But a couple days ago my mom insisted they check out a bump on her leg - a tiny thing that we didn't think would matter. Today they told us there were cancer cells in it. The supposedly all-knowing PET scan had missed them. Days like these, I hate the concept of false hope. After five years of surgeries, treatments, and doctor visits, we wanted some good news. But we wanted that news to be true. This weekend was great, but today hurts more than the first day we learned she had cancer.
So, even though I'm supposed to write about my religious and political beliefs, they don't seem all that important. I hope you'll forgive me. Days like these, I don't care about the latest attack ad or what our incumbents say they'll do this next term. I don't care about what label I've adopted regarding my faith in God.
Days like these, I want to go for a long walk with a bunch for 50's crooner music playing in my ears. I want to watch an old movie with lines I can say in unison with the actors. I want to read a book set in a completely different time period - maybe even universe.
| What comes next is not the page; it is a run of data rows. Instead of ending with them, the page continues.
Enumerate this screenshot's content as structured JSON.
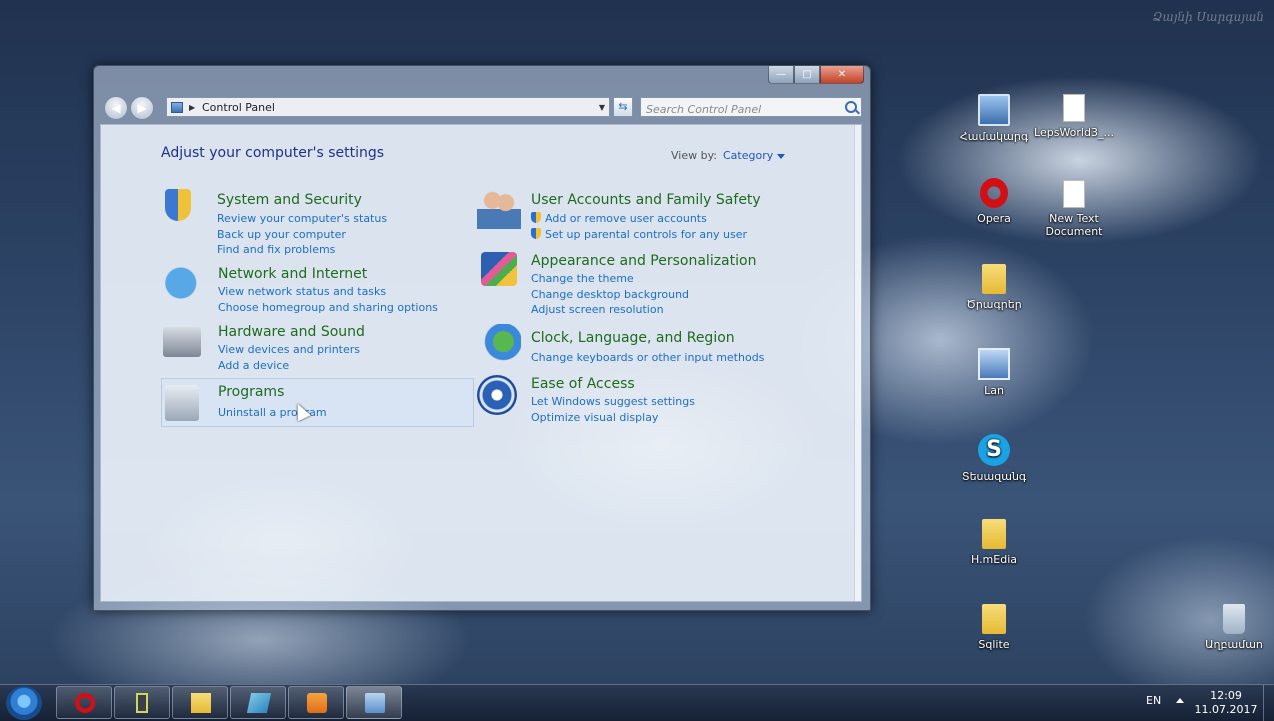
{
  "watermark": "Ձայնի Սարգսյան",
  "desktop_icons": [
    {
      "label": "Համակարգ",
      "icon": "computer-icon"
    },
    {
      "label": "LepsWorld3_...",
      "icon": "document-icon"
    },
    {
      "label": "Opera",
      "icon": "opera-icon"
    },
    {
      "label": "New Text Document",
      "icon": "text-document-icon"
    },
    {
      "label": "Ծրագրեր",
      "icon": "folder-icon"
    },
    {
      "label": "Lan",
      "icon": "network-icon"
    },
    {
      "label": "Տեսազանգ",
      "icon": "skype-icon"
    },
    {
      "label": "H.mEdia",
      "icon": "folder-icon"
    },
    {
      "label": "Sqlite",
      "icon": "folder-icon"
    },
    {
      "label": "Աղբամաn",
      "icon": "recycle-bin-icon"
    }
  ],
  "window": {
    "buttons": {
      "minimize": "—",
      "maximize": "□",
      "close": "✕"
    },
    "address": "Control Panel",
    "search_placeholder": "Search Control Panel",
    "heading": "Adjust your computer's settings",
    "view_by_label": "View by:",
    "view_by_value": "Category",
    "categories": [
      {
        "title": "System and Security",
        "icon": "security-shield-icon",
        "links": [
          "Review your computer's status",
          "Back up your computer",
          "Find and fix problems"
        ]
      },
      {
        "title": "Network and Internet",
        "icon": "network-globe-icon",
        "links": [
          "View network status and tasks",
          "Choose homegroup and sharing options"
        ]
      },
      {
        "title": "Hardware and Sound",
        "icon": "printer-icon",
        "links": [
          "View devices and printers",
          "Add a device"
        ]
      },
      {
        "title": "Programs",
        "icon": "programs-icon",
        "links": [
          "Uninstall a program"
        ]
      },
      {
        "title": "User Accounts and Family Safety",
        "icon": "users-icon",
        "links": [
          "Add or remove user accounts",
          "Set up parental controls for any user"
        ]
      },
      {
        "title": "Appearance and Personalization",
        "icon": "appearance-icon",
        "links": [
          "Change the theme",
          "Change desktop background",
          "Adjust screen resolution"
        ]
      },
      {
        "title": "Clock, Language, and Region",
        "icon": "clock-globe-icon",
        "links": [
          "Change keyboards or other input methods"
        ]
      },
      {
        "title": "Ease of Access",
        "icon": "ease-of-access-icon",
        "links": [
          "Let Windows suggest settings",
          "Optimize visual display"
        ]
      }
    ]
  },
  "taskbar": {
    "items": [
      {
        "icon": "opera-icon"
      },
      {
        "icon": "phone-icon"
      },
      {
        "icon": "folder-icon"
      },
      {
        "icon": "book-icon"
      },
      {
        "icon": "media-player-icon"
      },
      {
        "icon": "control-panel-icon",
        "active": true
      }
    ],
    "language": "EN",
    "time": "12:09",
    "date": "11.07.2017"
  }
}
Days like these, I look up youtube videos of squirrels, kittens, and puppies (don't judge me). I open my Bible to my favorite Psalms. I write emo poetry (and apparently emo blog posts). I hold back tears and look for things to smile about, laugh about, and talk about. I remember quotes like "Hard is hard. It's not bad; it's not impossible. It's just hard." I reflect on the things I am blessed with, but take for granted.
Days like these, I'm glad I find writing cathartic.